> Data in this exercise
■ ■ ■

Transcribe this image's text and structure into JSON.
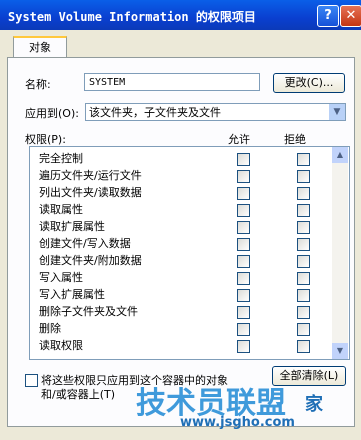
{
  "window": {
    "title": "System Volume Information 的权限项目",
    "help_label": "?",
    "close_label": "✕"
  },
  "tabs": [
    {
      "label": "对象"
    }
  ],
  "name": {
    "label": "名称:",
    "value": "SYSTEM",
    "change_button": "更改(C)..."
  },
  "apply_to": {
    "label": "应用到(O):",
    "value": "该文件夹，子文件夹及文件"
  },
  "permissions": {
    "label": "权限(P):",
    "allow_header": "允许",
    "deny_header": "拒绝",
    "rows": [
      {
        "label": "完全控制",
        "allow": false,
        "deny": false
      },
      {
        "label": "遍历文件夹/运行文件",
        "allow": false,
        "deny": false
      },
      {
        "label": "列出文件夹/读取数据",
        "allow": false,
        "deny": false
      },
      {
        "label": "读取属性",
        "allow": false,
        "deny": false
      },
      {
        "label": "读取扩展属性",
        "allow": false,
        "deny": false
      },
      {
        "label": "创建文件/写入数据",
        "allow": false,
        "deny": false
      },
      {
        "label": "创建文件夹/附加数据",
        "allow": false,
        "deny": false
      },
      {
        "label": "写入属性",
        "allow": false,
        "deny": false
      },
      {
        "label": "写入扩展属性",
        "allow": false,
        "deny": false
      },
      {
        "label": "删除子文件夹及文件",
        "allow": false,
        "deny": false
      },
      {
        "label": "删除",
        "allow": false,
        "deny": false
      },
      {
        "label": "读取权限",
        "allow": false,
        "deny": false
      }
    ]
  },
  "footer": {
    "apply_checkbox_line1": "将这些权限只应用到这个容器中的对象",
    "apply_checkbox_line2": "和/或容器上(T)",
    "clear_all_button": "全部清除(L)"
  },
  "watermark": {
    "brand": "技术员联盟",
    "url": "www.jsgho.com",
    "tail": "家"
  },
  "icons": {
    "help": "help-icon",
    "close": "close-icon",
    "dropdown": "chevron-down-icon",
    "scroll_up": "scroll-up-icon",
    "scroll_down": "scroll-down-icon"
  },
  "colors": {
    "titlebar": "#0a4fd8",
    "checkbox_border": "#1c5180",
    "face": "#ece9d8"
  }
}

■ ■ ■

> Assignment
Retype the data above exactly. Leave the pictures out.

> Problem solution
Transcribe this image's text and structure into JSON.
{
  "window": {
    "title": "System Volume Information 的权限项目",
    "help_label": "?",
    "close_label": "✕"
  },
  "tabs": [
    {
      "label": "对象"
    }
  ],
  "name": {
    "label": "名称:",
    "value": "SYSTEM",
    "change_button": "更改(C)..."
  },
  "apply_to": {
    "label": "应用到(O):",
    "value": "该文件夹，子文件夹及文件"
  },
  "permissions": {
    "label": "权限(P):",
    "allow_header": "允许",
    "deny_header": "拒绝",
    "rows": [
      {
        "label": "完全控制",
        "allow": false,
        "deny": false
      },
      {
        "label": "遍历文件夹/运行文件",
        "allow": false,
        "deny": false
      },
      {
        "label": "列出文件夹/读取数据",
        "allow": false,
        "deny": false
      },
      {
        "label": "读取属性",
        "allow": false,
        "deny": false
      },
      {
        "label": "读取扩展属性",
        "allow": false,
        "deny": false
      },
      {
        "label": "创建文件/写入数据",
        "allow": false,
        "deny": false
      },
      {
        "label": "创建文件夹/附加数据",
        "allow": false,
        "deny": false
      },
      {
        "label": "写入属性",
        "allow": false,
        "deny": false
      },
      {
        "label": "写入扩展属性",
        "allow": false,
        "deny": false
      },
      {
        "label": "删除子文件夹及文件",
        "allow": false,
        "deny": false
      },
      {
        "label": "删除",
        "allow": false,
        "deny": false
      },
      {
        "label": "读取权限",
        "allow": false,
        "deny": false
      }
    ]
  },
  "footer": {
    "apply_checkbox_line1": "将这些权限只应用到这个容器中的对象",
    "apply_checkbox_line2": "和/或容器上(T)",
    "clear_all_button": "全部清除(L)"
  },
  "watermark": {
    "brand": "技术员联盟",
    "url": "www.jsgho.com",
    "tail": "家"
  },
  "icons": {
    "help": "help-icon",
    "close": "close-icon",
    "dropdown": "chevron-down-icon",
    "scroll_up": "scroll-up-icon",
    "scroll_down": "scroll-down-icon"
  },
  "colors": {
    "titlebar": "#0a4fd8",
    "checkbox_border": "#1c5180",
    "face": "#ece9d8"
  }
}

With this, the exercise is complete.